Imagine an intelligent car made of advanced materials and uses an eco-friendly, super-efficient power train that produces zero emissions and delivers 100-plus miles per gallon. That’s the future of motor vehicles envisioned by Margo T. Oge '72, ’75, former director of the Office of Transportation and Air Quality at the U.S. Environmental Protection Agency (EPA) in Washington, D.C.

Oge, who retired from the EPA after 32 years of distinguished service, visited the campus recently to talk to students and faculty as part of Engineering Dean Joseph Hartman’s colloquium series. Oge is the author of the book, “Driving the Future: Combating Climate Change with Cleaner, Smarter Cars,” which was published this year by Arcade Publishing in New York.

In her book, Oge gives an insider account of the politics behind the car industry and climate change, and how she helped make possible the Obama Administration’s landmark 2012 deal with auto makers to double the efficiency of vehicles sold in the U.S. market to 54.5 mpg and cut greenhouse gas emissions in half by 2025, thereby saving consumers nearly $2 trillion at the pump.

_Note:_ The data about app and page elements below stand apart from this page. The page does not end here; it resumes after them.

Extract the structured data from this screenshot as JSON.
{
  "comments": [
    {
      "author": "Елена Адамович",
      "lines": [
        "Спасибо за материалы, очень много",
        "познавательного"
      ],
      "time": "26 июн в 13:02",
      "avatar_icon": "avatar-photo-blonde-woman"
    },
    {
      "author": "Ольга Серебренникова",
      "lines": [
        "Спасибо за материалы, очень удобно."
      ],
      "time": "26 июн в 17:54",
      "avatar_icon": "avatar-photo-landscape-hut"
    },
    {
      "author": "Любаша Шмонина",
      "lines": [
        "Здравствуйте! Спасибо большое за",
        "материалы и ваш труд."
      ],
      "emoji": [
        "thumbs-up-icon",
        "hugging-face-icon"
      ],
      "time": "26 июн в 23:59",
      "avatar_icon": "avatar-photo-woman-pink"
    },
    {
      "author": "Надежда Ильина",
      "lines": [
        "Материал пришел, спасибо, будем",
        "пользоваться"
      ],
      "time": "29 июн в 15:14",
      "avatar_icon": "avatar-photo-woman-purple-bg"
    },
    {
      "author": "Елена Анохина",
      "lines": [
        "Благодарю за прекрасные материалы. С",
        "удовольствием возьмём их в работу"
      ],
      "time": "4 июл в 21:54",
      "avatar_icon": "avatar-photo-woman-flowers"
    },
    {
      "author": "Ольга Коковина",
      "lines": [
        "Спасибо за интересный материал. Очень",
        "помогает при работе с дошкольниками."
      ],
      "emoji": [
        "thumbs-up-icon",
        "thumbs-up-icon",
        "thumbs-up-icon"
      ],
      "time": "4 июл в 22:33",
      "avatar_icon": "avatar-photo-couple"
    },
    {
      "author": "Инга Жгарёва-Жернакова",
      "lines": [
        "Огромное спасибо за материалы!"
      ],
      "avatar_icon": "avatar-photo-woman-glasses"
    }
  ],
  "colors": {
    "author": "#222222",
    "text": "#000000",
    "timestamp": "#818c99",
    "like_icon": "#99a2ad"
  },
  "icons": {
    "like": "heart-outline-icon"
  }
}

She states that improvements in air quality have resulted in the “prevention of 40,000 premature deaths and hundreds of thousands of cases of respiratory illness annually,” without sacrificing jobs and the country’s economic growth.

Oge envisions future automobiles that are smarter and safer and can network with other cars.  Driverless and self-parking cars, she believes, will also become commonplace.

During her talk, Oge told the audience that when she first arrived in America from Athens, Greece in 1968, she didn’t speak a word of English. In fact, when she began her study at UMass Lowell, she was placed on academic probation due to her poor performance.

“But I worked hard at it,” Oge told the students. “I said to myself: if things seem impossible, make them possible. Have resilience.” She then went on to receive bachelor’s and master’s degrees in plastics engineering from UMass Lowell in 1972 and 1975, respectively.

Oge is currently vice chairman of the board of DeltaWing Technologies and a board member of the U.S. National Academy of Sciences and sits on a Department of Energy advisory committee on hydrogen and fuel cells. She has also received Presidential Awards from Bill Clinton and George W. Bush and numerous environmental and industry awards.